Today, let’s expand our finance knowledge and study what HF portfolio managers and IB traders ‘constantly’ look at: swaptions and the implied interest rate volatility. A swaption, as you may know, is an option to enter an IRS (interest rate swap) with a specified rate at no cost on a future date.
For those who are not familiar with swaps, let’s review quickly the structure of a ‘vanilla’ IRS.
An IRS is a bilateral agreement to swap a fixed rate of interest for a floating rate of interest. It is a derivative contracts (traded OTC) and it involves two counterparties (at least), the fixed receiver (receives a fix rate) and the fixed payer (floating rate). Unlike currency swaps, principal amounts are not exchange in an IRS ‘vanilla’ contract, and only the difference between the fixed and the floating rate is paid/received. In order to trade (hedging/speculating), you need four parameters: the date, the notional amount, fixed rate and the floating rate.
At the inception of the swap, the Net Present Value or the sum of expected PnL should add up to zero. If you type IRS on Bloomberg, you get to the swap manager page that you can see below.
This contract is a 5-year IRS contract, 10Mio USD nominal between Leg 1 ‘Receiver’ and Leg 2 ‘Payer’. Therefore, with a fixed coupon of 1.796627% and October 10th as the effective date (date when interest begins to accrue, the first fixed payment will occur 6 months after that date (on April 10 2014) totalling an amount of 89,831.35 USD.
Fixed rate payment = Fixed rate * (Nb Days / 360 basis) * Notional
Nb of Days = 180, therefore Fixed Payment rate = 89,831.35 USD
On the other side, floating payments will occur every quarter, using the 3-month LIBOR as a benchmark (USD0003M Index). With a 3-month LIBOR trading at 0.23110% at the moment, the first floating-rate payment will occur on January 12 2014 (94 days) totalling an amount of 6,034.28 USD (same computation as the Fixed –rate payment replacing Fixed rate by floating rate). On page 9 (Cashflow, see appendix), you will see all the future payment details.
As all the future payment of Leg 1(Fixed Receiver) will rely on the evolution of the forward LIBOR curve, the swap valuation changes over time and therefore existing swaps become off-market swaps. For the curious ones, you can easily find the math equation on Internet, but the important thing to remember is that the payer (Leg 2) will start to lose money if interest rate started to fall unexpectedly.

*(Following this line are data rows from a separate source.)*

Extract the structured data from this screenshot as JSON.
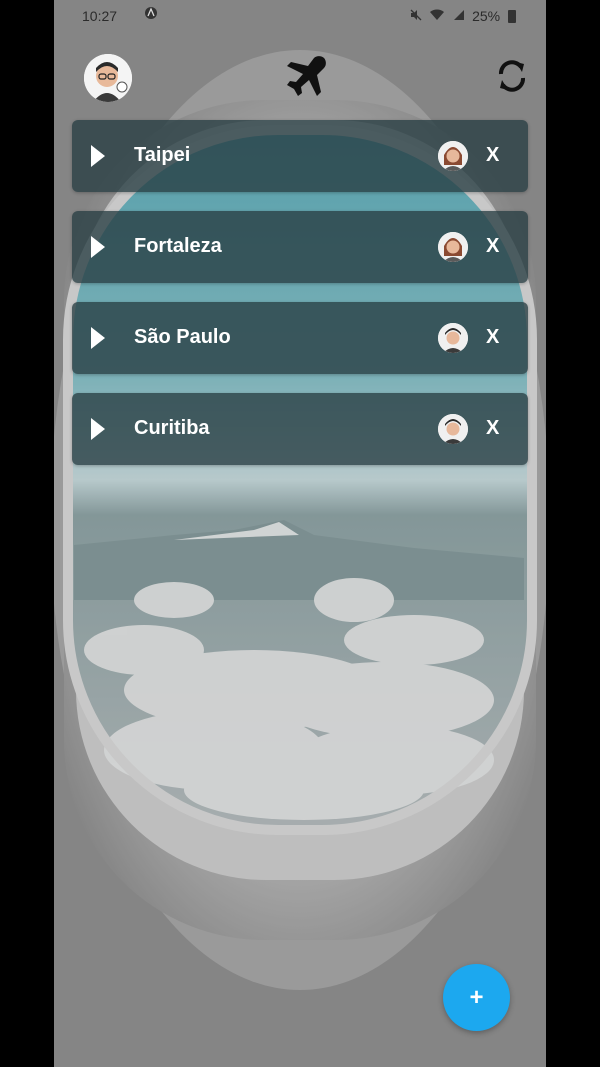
{
  "status_bar": {
    "time": "10:27",
    "battery": "25%"
  },
  "header": {
    "logo_icon": "airplane-icon",
    "refresh_icon": "refresh-icon"
  },
  "trips": [
    {
      "city": "Taipei",
      "remove_label": "X"
    },
    {
      "city": "Fortaleza",
      "remove_label": "X"
    },
    {
      "city": "São Paulo",
      "remove_label": "X"
    },
    {
      "city": "Curitiba",
      "remove_label": "X"
    }
  ],
  "fab": {
    "label": "+"
  },
  "colors": {
    "card": "#283e42",
    "fab": "#1ca8ef"
  }
}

Here we are now, back to swaptions and the 1Y10Y implied volatility that I like to watch quite a bit. There are two kinds of swaptions, a payer swaption (option to pay fixed-rate, eq. to call option with PnL rising if rates are rising) and a receiver swaption (option to receive fixed-rate, eq. to a put option with PnL rising if rates are falling). If you buy a 1Y10Y 2% receiver swaption, it basically means that you have the right to receive a 2-percent rate on a 10 year basis starting in 1 year. Therefore, as we use the VIX in order to measure the market expectations of near-term volatility in the US stock market (S&P500), we use the 1Y10Y to ‘measure the temperature’ of the interest rate market. Quants use generally the Black’s model, a derived version of the Black and Scholes model (used for calls and puts), as a standard way of quoting prices on swaptions (two other methods of stochastic interpolation to model LIBOR forward rates are CEV and SABR.

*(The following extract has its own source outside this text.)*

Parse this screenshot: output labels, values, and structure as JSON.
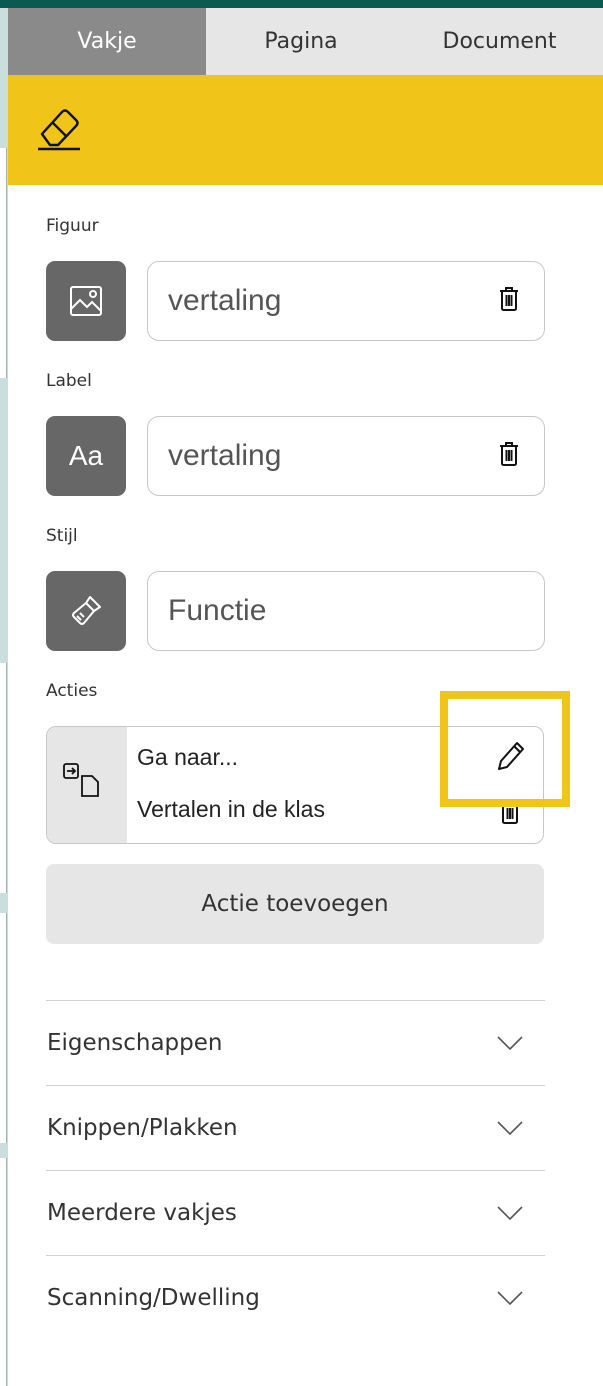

If we have a look at 1Y10Y JPY implied volatility back in April/May 2013, we saw a surge in JPY volatility after the BoJ announced its QE plan which consists in doubling its monetary base within the next 2 fiscal years. As you can see it on the graph below, when the IR volatility (white/blue line) rose more than 60% in May, the ten-year JGB yield doubled and touched 1% (May 29th), while Japanese stocks dropped 7% the same day with a USDJPY down 3 figures.
Investors are still concerned about the volatility of the bond market which would force domestic financial institutions to reduce their JGB holdings. As a reminder, more than 90% of the Japanese government debt is hold by domestic ‘investors’, and 95% of this amount is held by institutional investors (GPIF, Japan Post Bank.. and of course the BoJ). Domestic banks and small/midsize financial institutions account for more or less 29% now, and still remember the ‘VaR shock’ of summer 2003 when 10 JGB yield tripled from 0.5% to 1.6% in June.
According to a study done by JP Morgan [a little while ago], a rise in the ‘JGB volatility’ increasing interest rate by 100bps would cause a loss of 10Tr Yen for Japanese banks. Therefore, if you are holding a LT position on USDJPY or any other asset (bonds, equities), you should pay close attention to the forward curve and the 1Y10Y implied volatility I just presented you.
Appendix: Cash Flows of the IRS